Marine Corps Air Station Miramar, Calif., is integrating emerging Verizon 5G Networking into its base operations as part of a decided effort to increase connectivity across the facility, assess new, high-speed networking technologies and better enable the use of unmanned systems.
“We are getting Fiber to more locations to find the right access points for 5G,” Nick Nilan, Director, public sector product development, Verizon, told The National Interest in an interview.
Nilan explained that the now-underway process, which involves extensive collaboration between U.S. military and commercial partners, reportedly creates networking as fast and efficiently as 1,000-times faster than existing systems.
“We operate from 30 Megabits per second up to 100 Megabits per second with a bandwidth north of 1 Gigabit per second, bringing computing elements closer to the edge,” Nilan explained.
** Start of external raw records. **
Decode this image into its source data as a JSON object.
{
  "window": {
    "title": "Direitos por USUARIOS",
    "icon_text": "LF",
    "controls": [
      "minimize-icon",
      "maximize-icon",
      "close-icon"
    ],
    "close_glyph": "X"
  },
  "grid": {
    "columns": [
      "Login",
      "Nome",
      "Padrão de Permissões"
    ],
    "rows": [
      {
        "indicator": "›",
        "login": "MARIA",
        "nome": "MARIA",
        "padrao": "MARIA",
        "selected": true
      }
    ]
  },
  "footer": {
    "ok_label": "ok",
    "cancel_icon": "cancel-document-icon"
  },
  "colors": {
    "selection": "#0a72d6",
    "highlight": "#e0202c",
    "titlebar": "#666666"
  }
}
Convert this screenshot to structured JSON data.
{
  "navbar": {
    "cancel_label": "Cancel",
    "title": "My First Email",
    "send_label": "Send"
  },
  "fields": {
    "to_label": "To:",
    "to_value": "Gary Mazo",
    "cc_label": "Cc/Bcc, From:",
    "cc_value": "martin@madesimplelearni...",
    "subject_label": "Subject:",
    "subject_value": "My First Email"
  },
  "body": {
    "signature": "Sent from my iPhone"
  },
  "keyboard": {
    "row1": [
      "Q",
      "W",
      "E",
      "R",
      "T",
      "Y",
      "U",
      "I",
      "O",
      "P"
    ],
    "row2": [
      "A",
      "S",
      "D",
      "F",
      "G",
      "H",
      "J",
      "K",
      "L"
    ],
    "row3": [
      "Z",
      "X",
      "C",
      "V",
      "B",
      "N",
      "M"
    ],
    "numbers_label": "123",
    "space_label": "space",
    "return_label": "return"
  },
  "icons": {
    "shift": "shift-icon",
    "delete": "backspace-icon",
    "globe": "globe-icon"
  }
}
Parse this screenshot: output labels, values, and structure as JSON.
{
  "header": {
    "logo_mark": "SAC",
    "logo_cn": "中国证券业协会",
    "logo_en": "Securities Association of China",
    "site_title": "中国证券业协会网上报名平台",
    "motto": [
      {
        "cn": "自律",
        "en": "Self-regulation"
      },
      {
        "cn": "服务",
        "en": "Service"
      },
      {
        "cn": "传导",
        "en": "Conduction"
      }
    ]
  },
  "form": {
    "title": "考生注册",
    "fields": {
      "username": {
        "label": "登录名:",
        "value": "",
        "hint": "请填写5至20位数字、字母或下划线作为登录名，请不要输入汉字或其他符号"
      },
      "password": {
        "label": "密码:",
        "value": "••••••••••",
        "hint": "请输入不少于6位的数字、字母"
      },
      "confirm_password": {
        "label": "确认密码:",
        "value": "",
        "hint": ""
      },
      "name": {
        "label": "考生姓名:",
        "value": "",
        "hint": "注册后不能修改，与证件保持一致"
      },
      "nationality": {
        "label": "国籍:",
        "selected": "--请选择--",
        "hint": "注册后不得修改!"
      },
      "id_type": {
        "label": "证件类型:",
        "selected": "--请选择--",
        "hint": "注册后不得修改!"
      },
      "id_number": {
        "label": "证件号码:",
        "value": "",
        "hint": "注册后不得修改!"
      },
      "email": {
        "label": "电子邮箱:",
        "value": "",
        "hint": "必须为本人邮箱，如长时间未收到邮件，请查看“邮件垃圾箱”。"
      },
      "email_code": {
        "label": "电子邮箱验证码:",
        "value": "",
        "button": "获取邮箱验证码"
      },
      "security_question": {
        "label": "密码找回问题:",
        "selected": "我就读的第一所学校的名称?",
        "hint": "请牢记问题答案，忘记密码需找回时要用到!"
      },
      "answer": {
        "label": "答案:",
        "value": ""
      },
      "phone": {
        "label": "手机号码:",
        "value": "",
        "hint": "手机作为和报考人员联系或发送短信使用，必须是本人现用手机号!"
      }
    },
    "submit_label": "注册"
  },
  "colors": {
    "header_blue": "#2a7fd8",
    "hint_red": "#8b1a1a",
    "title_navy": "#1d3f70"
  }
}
The process, which is still very much in a nascent assessment phase, introduces a handful of new tactical possibilities for military installations. Of course not only does it enable vastly improved connectivity on post, but the use of 5G also enables the improved use of autonomous vehicles and other technologies of great utility for base operations and defense.
Fast-moving drones, equipped with adaptable sensors and a massively increased ability to receive, transmit and process information, can move supplies, perform higher-risk missions beyond at perimeter as needed as well as greatly enhance base security. High-speed computing and networking, integrated into sensors, navigational systems and even weapons, can now increasingly draw upon advanced, AI-empowered algorithms to detect threats, accelerate system functionality for things like defensive radar and quickly follow cues from humans operating in a command and control capacity.
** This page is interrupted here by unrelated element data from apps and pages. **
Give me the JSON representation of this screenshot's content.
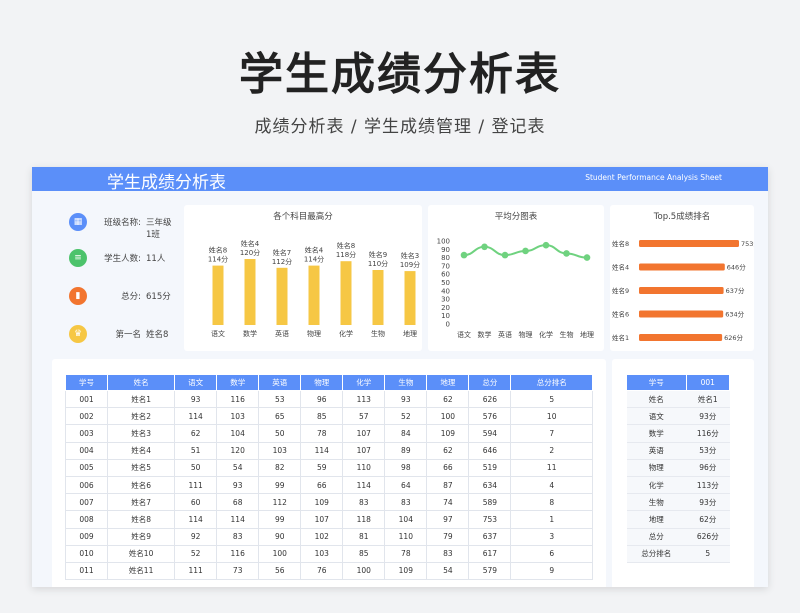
{
  "page": {
    "title": "学生成绩分析表",
    "subtitle": "成绩分析表 / 学生成绩管理 / 登记表"
  },
  "banner": {
    "title": "学生成绩分析表",
    "subtitle_en": "Student Performance Analysis Sheet"
  },
  "info": {
    "items": [
      {
        "label": "班级名称:",
        "value": "三年级1班",
        "icon": "table-icon",
        "color": "#5b8ff9"
      },
      {
        "label": "学生人数:",
        "value": "11人",
        "icon": "layers-icon",
        "color": "#4cc36b"
      },
      {
        "label": "总分:",
        "value": "615分",
        "icon": "bar-chart-icon",
        "color": "#f2752f"
      },
      {
        "label": "第一名",
        "value": "姓名8",
        "icon": "trophy-icon",
        "color": "#f6c744"
      }
    ]
  },
  "charts": {
    "max_title": "各个科目最高分",
    "avg_title": "平均分图表",
    "top_title": "Top.5成绩排名"
  },
  "chart_data": [
    {
      "type": "bar",
      "title": "各个科目最高分",
      "categories": [
        "语文",
        "数学",
        "英语",
        "物理",
        "化学",
        "生物",
        "地理"
      ],
      "names": [
        "姓名8",
        "姓名4",
        "姓名7",
        "姓名4",
        "姓名8",
        "姓名9",
        "姓名3"
      ],
      "labels": [
        "114分",
        "120分",
        "112分",
        "114分",
        "118分",
        "110分",
        "109分"
      ],
      "values": [
        114,
        120,
        112,
        114,
        118,
        110,
        109
      ],
      "color": "#f6c744"
    },
    {
      "type": "line",
      "title": "平均分图表",
      "categories": [
        "语文",
        "数学",
        "英语",
        "物理",
        "化学",
        "生物",
        "地理"
      ],
      "values": [
        83,
        93,
        83,
        88,
        95,
        85,
        80
      ],
      "ylim": [
        0,
        100
      ],
      "yticks": [
        "0",
        "10",
        "20",
        "30",
        "40",
        "50",
        "60",
        "70",
        "80",
        "90",
        "100"
      ],
      "color": "#6fd27f"
    },
    {
      "type": "bar",
      "orientation": "horizontal",
      "title": "Top.5成绩排名",
      "categories": [
        "姓名8",
        "姓名4",
        "姓名9",
        "姓名6",
        "姓名1"
      ],
      "values": [
        753,
        646,
        637,
        634,
        626
      ],
      "labels": [
        "753分",
        "646分",
        "637分",
        "634分",
        "626分"
      ],
      "color": "#f2752f"
    }
  ],
  "main_table": {
    "headers": [
      "学号",
      "姓名",
      "语文",
      "数学",
      "英语",
      "物理",
      "化学",
      "生物",
      "地理",
      "总分",
      "总分排名"
    ],
    "rows": [
      [
        "001",
        "姓名1",
        "93",
        "116",
        "53",
        "96",
        "113",
        "93",
        "62",
        "626",
        "5"
      ],
      [
        "002",
        "姓名2",
        "114",
        "103",
        "65",
        "85",
        "57",
        "52",
        "100",
        "576",
        "10"
      ],
      [
        "003",
        "姓名3",
        "62",
        "104",
        "50",
        "78",
        "107",
        "84",
        "109",
        "594",
        "7"
      ],
      [
        "004",
        "姓名4",
        "51",
        "120",
        "103",
        "114",
        "107",
        "89",
        "62",
        "646",
        "2"
      ],
      [
        "005",
        "姓名5",
        "50",
        "54",
        "82",
        "59",
        "110",
        "98",
        "66",
        "519",
        "11"
      ],
      [
        "006",
        "姓名6",
        "111",
        "93",
        "99",
        "66",
        "114",
        "64",
        "87",
        "634",
        "4"
      ],
      [
        "007",
        "姓名7",
        "60",
        "68",
        "112",
        "109",
        "83",
        "83",
        "74",
        "589",
        "8"
      ],
      [
        "008",
        "姓名8",
        "114",
        "114",
        "99",
        "107",
        "118",
        "104",
        "97",
        "753",
        "1"
      ],
      [
        "009",
        "姓名9",
        "92",
        "83",
        "90",
        "102",
        "81",
        "110",
        "79",
        "637",
        "3"
      ],
      [
        "010",
        "姓名10",
        "52",
        "116",
        "100",
        "103",
        "85",
        "78",
        "83",
        "617",
        "6"
      ],
      [
        "011",
        "姓名11",
        "111",
        "73",
        "56",
        "76",
        "100",
        "109",
        "54",
        "579",
        "9"
      ]
    ]
  },
  "detail": {
    "header_label": "学号",
    "header_value": "001",
    "rows": [
      [
        "姓名",
        "姓名1"
      ],
      [
        "语文",
        "93分"
      ],
      [
        "数学",
        "116分"
      ],
      [
        "英语",
        "53分"
      ],
      [
        "物理",
        "96分"
      ],
      [
        "化学",
        "113分"
      ],
      [
        "生物",
        "93分"
      ],
      [
        "地理",
        "62分"
      ],
      [
        "总分",
        "626分"
      ],
      [
        "总分排名",
        "5"
      ]
    ]
  }
}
The 5G application, which naturally greatly decreases latency, also needs to be sufficiently hardened against potential hackers or cyber-intruders. These technical efforts have long been underway with Pentagon cyber experts and weapons developers, who have in recent years been moving to quickly integrate a growing number of commercial technologies to expedite development and in some cases keep pace with technological change. Alongside the Corps, other services are also working with Verizon, a firm with longstanding involvement with the U.S. military services.
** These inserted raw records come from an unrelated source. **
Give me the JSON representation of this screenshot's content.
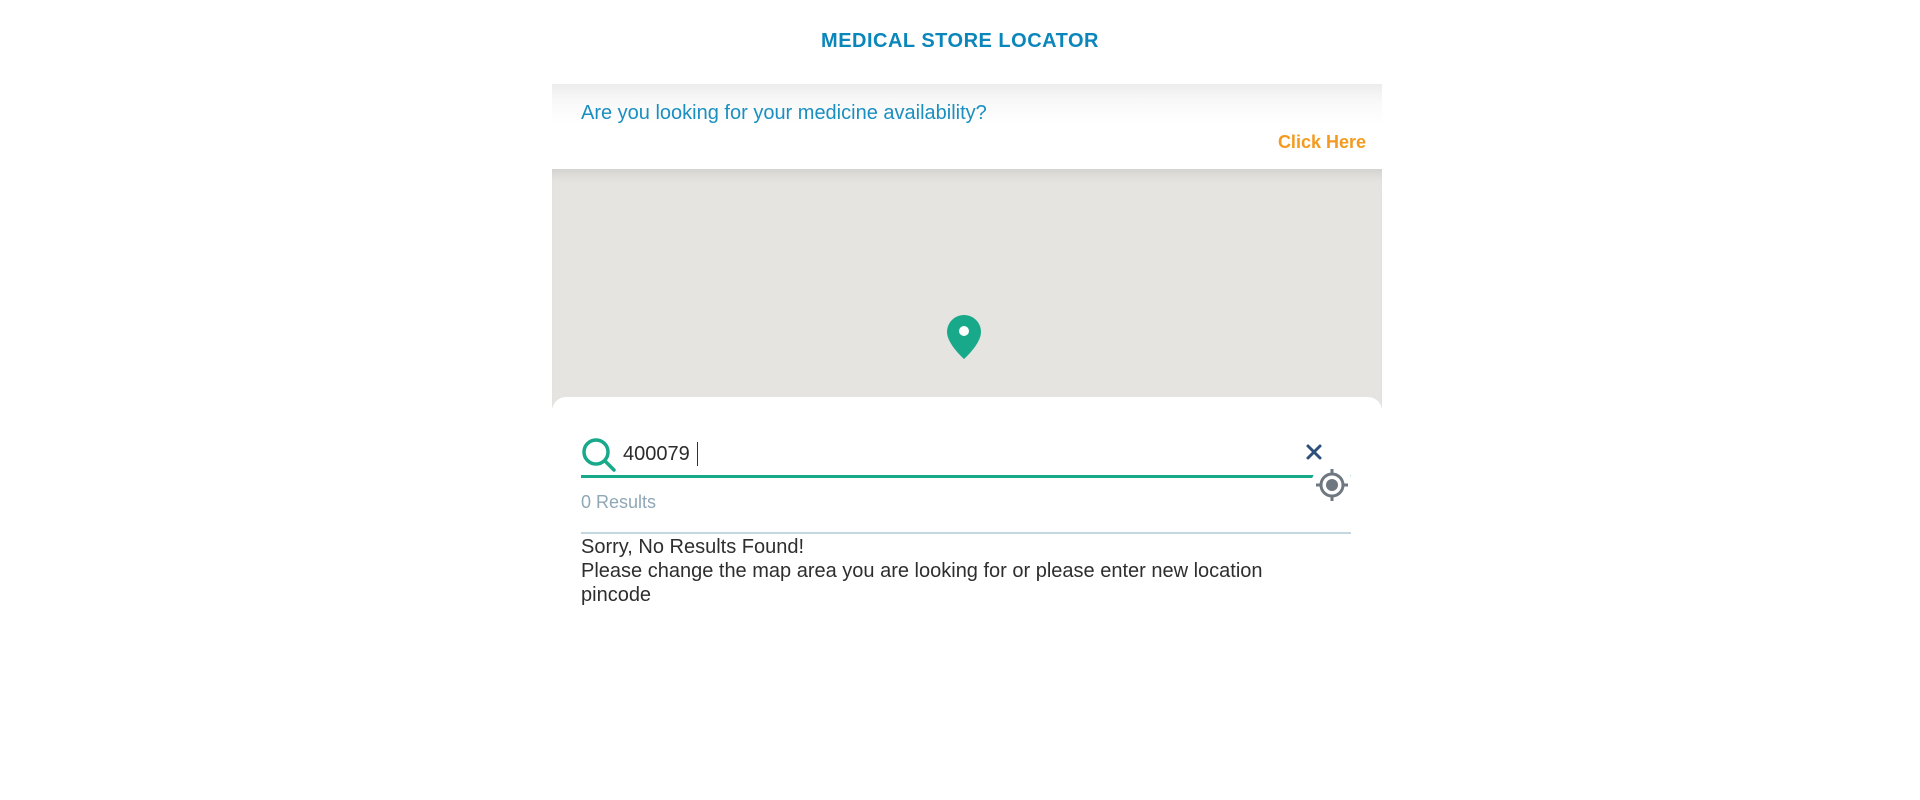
{
  "header": {
    "title": "MEDICAL STORE LOCATOR"
  },
  "banner": {
    "question": "Are you looking for your medicine availability?",
    "link_label": "Click Here"
  },
  "map": {
    "pin_icon": "map-pin-icon",
    "pin_color": "#17a98a",
    "background_color": "#e5e4e0"
  },
  "search": {
    "value": "400079",
    "placeholder": "",
    "icon": "search-icon",
    "clear_icon": "close-icon",
    "accent_color": "#17a98a"
  },
  "locate": {
    "icon": "crosshair-target-icon"
  },
  "results": {
    "count_text": "0 Results",
    "empty_title": "Sorry, No Results Found!",
    "empty_message": "Please change the map area you are looking for or please enter new location pincode"
  },
  "colors": {
    "title": "#0b86ba",
    "question": "#1a8fc0",
    "link": "#f39a1f"
  }
}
Verizon’s work on cutting edge 5G networking and transistor technologies is already closely aligned with a number of U.S. military initiatives to both embrace 5G and also begin early work to explore the prospect of 6G as well. It is with these modern dynamics in mind that the Army Research Office is funding a government, industry and academic team of researchers now on the cutting edge of establishing a new, high-frequency, highly-promising semiconducting transistor technology.
The transistor technology involves the use of carbon nanotubes, described in an essay from Science Daily, as materials which “take the form of cylindrical carbon molecules.”
Aligned carbon nanotubes, Army Research Office developers explain, offer a new level of processing and transmission performance which not only exceeds the much-discussed 5G technology—but brings the prospect of evolving toward 6G speeds—and beyond. The potential implications of this kind of technology have few limits, and span both near and far term possibilities, Dr. Joe Qiu, program manager, solid state and electromagnetics at the Army Research Office, told The National Interest in an interview earlier this year.
Aligned carbon nanotubes, Army Research Office developers explain, offer a new level of processing and transmission performance which not only exceeds the much-discussed 5G technology—but brings the prospect of evolving toward 6G speeds—and beyond. The potential implications of this kind of technology have few limits, and span both near and far-term possibilities, Dr. Joe Qiu, program manager of solid-state and electromagnetics at the Army Research Office, told Warrior in an interview.
The partnership includes the Army Research Laboratory’s Army Research Office, a firm known as Carbonics, and the University of Southern California. The goal of the effort has been to demonstrate a “carbon nanotube technology that, for the first time, achieved speeds exceeding 100GHz in radio frequency applications,” according to an Army Research Laboratory report.
These speeds, developers tell The National Interest, massively exceed the performance parameters of existing consumer electronics, such as cell phones. Qiu explained that carbon nanotubes are now known to be capable of high-speed, efficient electron transport; they are able to achieve a much greater level of high-frequency transistor technology, Qiu explained.
Kris Osborn is Defense Editor for the National Interest. Osborn previously served at the Pentagon as a Highly Qualified Expert with the Office of the Assistant Secretary of the Army—Acquisition, Logistics & Technology. Osborn has also worked as an anchor and on-air military specialist at national TV networks. He has appeared as a guest military expert on Fox News, MSNBC, The Military Channel, and The History Channel. He also has a Masters Degree in Comparative Literature from Columbia University.